Every people are devastated by the debt trap of payday loans day. Their tales are amazingly constant. They’re going to payday loan providers away from a short-term significance of money and end up caught for months, even years, spending big costs for tiny loans without having to be able to pay them off for good. Driven because of the anxiety about bounced checks or because of the false risk of prosecution, payday borrowers are forced to spend the mortgage charges before they pay basic residing rent that is expensesвЂ”like home loan, electricity. also food.

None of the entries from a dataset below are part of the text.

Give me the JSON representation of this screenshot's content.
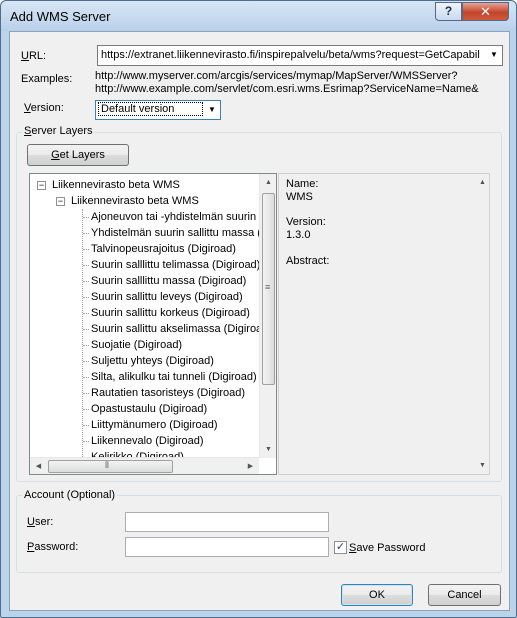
{
  "window": {
    "title": "Add WMS Server",
    "help_label": "?",
    "close_label": "✕"
  },
  "url": {
    "label_prefix": "",
    "label_accel": "U",
    "label_rest": "RL:",
    "value": "https://extranet.liikennevirasto.fi/inspirepalvelu/beta/wms?request=GetCapabil"
  },
  "examples": {
    "label": "Examples:",
    "lines": [
      "http://www.myserver.com/arcgis/services/mymap/MapServer/WMSServer?",
      "http://www.example.com/servlet/com.esri.wms.Esrimap?ServiceName=Name&"
    ]
  },
  "version": {
    "label_accel": "V",
    "label_rest": "ersion:",
    "value": "Default version"
  },
  "server_layers": {
    "title_accel": "S",
    "title_rest": "erver Layers",
    "get_layers_accel": "G",
    "get_layers_rest": "et Layers",
    "root": "Liikennevirasto beta WMS",
    "child": "Liikennevirasto beta WMS",
    "layers": [
      "Ajoneuvon tai -yhdistelmän suurin",
      "Yhdistelmän suurin sallittu massa (",
      "Talvinopeusrajoitus (Digiroad)",
      "Suurin salllittu telimassa (Digiroad)",
      "Suurin salllittu massa (Digiroad)",
      "Suurin sallittu leveys (Digiroad)",
      "Suurin sallittu korkeus (Digiroad)",
      "Suurin sallittu akselimassa (Digiroad",
      "Suojatie (Digiroad)",
      "Suljettu yhteys (Digiroad)",
      "Silta, alikulku tai tunneli (Digiroad)",
      "Rautatien tasoristeys (Digiroad)",
      "Opastustaulu (Digiroad)",
      "Liittymänumero (Digiroad)",
      "Liikennevalo (Digiroad)",
      "Kelirikko (Digiroad)"
    ],
    "info": {
      "name_label": "Name:",
      "name_value": "WMS",
      "version_label": "Version:",
      "version_value": "1.3.0",
      "abstract_label": "Abstract:"
    }
  },
  "account": {
    "title": "Account (Optional)",
    "user_accel": "U",
    "user_rest": "ser:",
    "user_value": "",
    "password_accel": "P",
    "password_rest": "assword:",
    "password_value": "",
    "save_password_accel": "S",
    "save_password_rest": "ave Password",
    "save_password_checked": true,
    "check_glyph": "✓"
  },
  "buttons": {
    "ok": "OK",
    "cancel": "Cancel"
  }
}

” In enough time it appears as though the way to avoid it, but this is simply not a fix that is quick. It is like a huge amount of bricks.” Sandra Harris, when a mind begin student, now a well-known and member that is respected of community, worked faithfully to maintain along with her bills. In a difficult time, she looked to payday financing. After a few rollovers, SandraвЂ™s very first loan had been due in complete. She couldnвЂ™t repay it, so she took a loan from the lender that is second. Frantically trying to handle her bills, Sandra ultimately discovered by herself with six simultaneous payday advances. She had been having to pay over $600 per in fees, none of which was applied to her debt month. Sandra had been evicted and her automobile ended up being repossessed.

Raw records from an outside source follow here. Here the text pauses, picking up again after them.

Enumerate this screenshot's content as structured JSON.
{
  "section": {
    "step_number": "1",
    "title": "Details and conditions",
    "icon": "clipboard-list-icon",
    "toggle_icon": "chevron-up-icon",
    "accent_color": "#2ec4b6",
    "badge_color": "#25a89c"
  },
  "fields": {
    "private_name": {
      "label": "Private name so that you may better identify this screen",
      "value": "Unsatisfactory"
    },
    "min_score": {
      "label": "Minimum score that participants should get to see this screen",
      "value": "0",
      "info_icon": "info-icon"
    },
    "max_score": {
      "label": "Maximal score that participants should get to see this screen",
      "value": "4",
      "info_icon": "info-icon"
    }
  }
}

“As soon as you receive very first loan, you’re caught until you understand you’ll have the 300 additional bucks within the next a couple of weeks.” Lisa Engelkins, a single mother making significantly less than $8 one hour, paid $1254 in charges to restore a quick payday loan 35 times. Lisa thought she ended up being getting money that isвЂњnew each and every time, whenever in reality she had been just borrowing right back the $300 she simply repaid. She paid renewal fees every two weeks for 17 months to float a $300 loan, without having to pay along the loan.
“we felt like I became in a stranglehold each payday. In a short time, I was thinking, ‘I’m never planning to log off this merry-go-round.’ We wish IвЂ™d never ever gotten these loans.”
Anita Monti went along to an Advance America lending that is payday in hopes of finding an answer to a typical issue — just how to delight her grandkids on xmas. Her reaction to the payday companyвЂ™s offers of help finished up costing her almost $2000 and lots of months of psychological chaos.
Arthur Jackson,* a warehouse worker and grandfather of seven, went along to the Advance that is same America shop for more than 5 years. Their total interest compensated is believed at about $5,000 — for a loan that began at $200 and eventually risen up to a principal of $300. Advance America flipped the mortgage for Arthur over one hundred times, gathering interest all the way to $52.50 for every single deal, while extending him no brand new cash. Their yearly rate of interest ended up being in the triple digits. Arthur fell behind on their mortgage and filed bankruptcy to save lots of their house.
“In five months, we invested about $7,000 in interest, and did not also spend regarding the major $1,900. I happened to be having problems that are marital of cash and did not understand what to accomplish for xmas for my kid.” Jason Withrow, as quoted in A december 2003 account by russ bynum associated with the associated press.
Petty Officer second Class Jason Withrow injured his straight straight straight back and destroyed their job that is second as outcome of an auto accident in July of 2003. Throughout a rough spot, the Navy nuclear submariner took down a quick payday loan. He wound up planning to numerous loan providers — for seven loans all told — to pay for the duplicated interest charges on their initial advance. JasonвЂ™s initial loan ended up being for $300.
After her spouse was let go, Pamela Gomez* borrowed $500 from a payday lender. However the Phoenix, Arizona girl discovered that she, like a great many other borrowers, cannot have the ability to repay the $588 she owed ($500 plus $88 in charges) with regards to had been due in 2 days. She went along to a 2nd loan provider to spend initial, and a 3rd to cover the 2nd, getting back in much deeper until she had five loans of $500. She had been spending $880 every month in payday costs, never ever paying off the principal owed. By June of 2004, she had compensated $10,560 in interest on these five loans. She ended up being scared of likely to jail if she stopped having to pay the charges, and had no basic idea ways to get from the trap.